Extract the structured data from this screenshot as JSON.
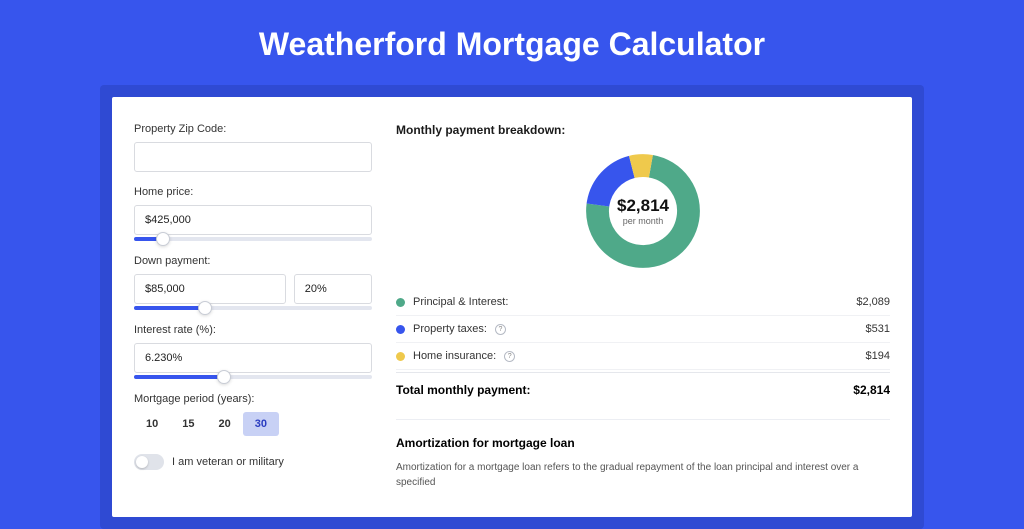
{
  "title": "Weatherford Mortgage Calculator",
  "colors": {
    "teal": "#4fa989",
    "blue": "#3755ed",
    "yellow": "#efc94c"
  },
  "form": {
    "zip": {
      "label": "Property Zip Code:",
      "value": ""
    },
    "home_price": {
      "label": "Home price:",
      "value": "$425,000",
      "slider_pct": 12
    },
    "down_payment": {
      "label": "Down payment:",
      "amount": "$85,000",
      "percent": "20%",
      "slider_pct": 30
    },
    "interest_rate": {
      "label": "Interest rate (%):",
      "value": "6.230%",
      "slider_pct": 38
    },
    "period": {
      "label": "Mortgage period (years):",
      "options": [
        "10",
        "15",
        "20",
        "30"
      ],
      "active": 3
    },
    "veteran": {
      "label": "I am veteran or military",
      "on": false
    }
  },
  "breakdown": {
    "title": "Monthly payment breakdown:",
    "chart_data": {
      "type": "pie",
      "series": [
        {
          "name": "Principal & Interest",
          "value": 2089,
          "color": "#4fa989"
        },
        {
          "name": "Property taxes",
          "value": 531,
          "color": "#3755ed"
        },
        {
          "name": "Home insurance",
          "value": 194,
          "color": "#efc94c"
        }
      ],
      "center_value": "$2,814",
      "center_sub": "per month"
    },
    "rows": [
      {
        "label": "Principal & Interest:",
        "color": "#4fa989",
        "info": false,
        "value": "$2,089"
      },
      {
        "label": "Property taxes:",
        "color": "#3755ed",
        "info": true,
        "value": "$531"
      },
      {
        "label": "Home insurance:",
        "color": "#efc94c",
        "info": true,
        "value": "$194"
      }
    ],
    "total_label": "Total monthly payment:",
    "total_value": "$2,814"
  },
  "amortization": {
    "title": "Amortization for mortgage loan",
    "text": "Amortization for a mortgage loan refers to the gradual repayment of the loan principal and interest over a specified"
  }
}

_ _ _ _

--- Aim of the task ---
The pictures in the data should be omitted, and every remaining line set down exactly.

--- Final answer ---
Extract the structured data from this screenshot as JSON.
{
  "title": "Weatherford Mortgage Calculator",
  "colors": {
    "teal": "#4fa989",
    "blue": "#3755ed",
    "yellow": "#efc94c"
  },
  "form": {
    "zip": {
      "label": "Property Zip Code:",
      "value": ""
    },
    "home_price": {
      "label": "Home price:",
      "value": "$425,000",
      "slider_pct": 12
    },
    "down_payment": {
      "label": "Down payment:",
      "amount": "$85,000",
      "percent": "20%",
      "slider_pct": 30
    },
    "interest_rate": {
      "label": "Interest rate (%):",
      "value": "6.230%",
      "slider_pct": 38
    },
    "period": {
      "label": "Mortgage period (years):",
      "options": [
        "10",
        "15",
        "20",
        "30"
      ],
      "active": 3
    },
    "veteran": {
      "label": "I am veteran or military",
      "on": false
    }
  },
  "breakdown": {
    "title": "Monthly payment breakdown:",
    "chart_data": {
      "type": "pie",
      "series": [
        {
          "name": "Principal & Interest",
          "value": 2089,
          "color": "#4fa989"
        },
        {
          "name": "Property taxes",
          "value": 531,
          "color": "#3755ed"
        },
        {
          "name": "Home insurance",
          "value": 194,
          "color": "#efc94c"
        }
      ],
      "center_value": "$2,814",
      "center_sub": "per month"
    },
    "rows": [
      {
        "label": "Principal & Interest:",
        "color": "#4fa989",
        "info": false,
        "value": "$2,089"
      },
      {
        "label": "Property taxes:",
        "color": "#3755ed",
        "info": true,
        "value": "$531"
      },
      {
        "label": "Home insurance:",
        "color": "#efc94c",
        "info": true,
        "value": "$194"
      }
    ],
    "total_label": "Total monthly payment:",
    "total_value": "$2,814"
  },
  "amortization": {
    "title": "Amortization for mortgage loan",
    "text": "Amortization for a mortgage loan refers to the gradual repayment of the loan principal and interest over a specified"
  }
}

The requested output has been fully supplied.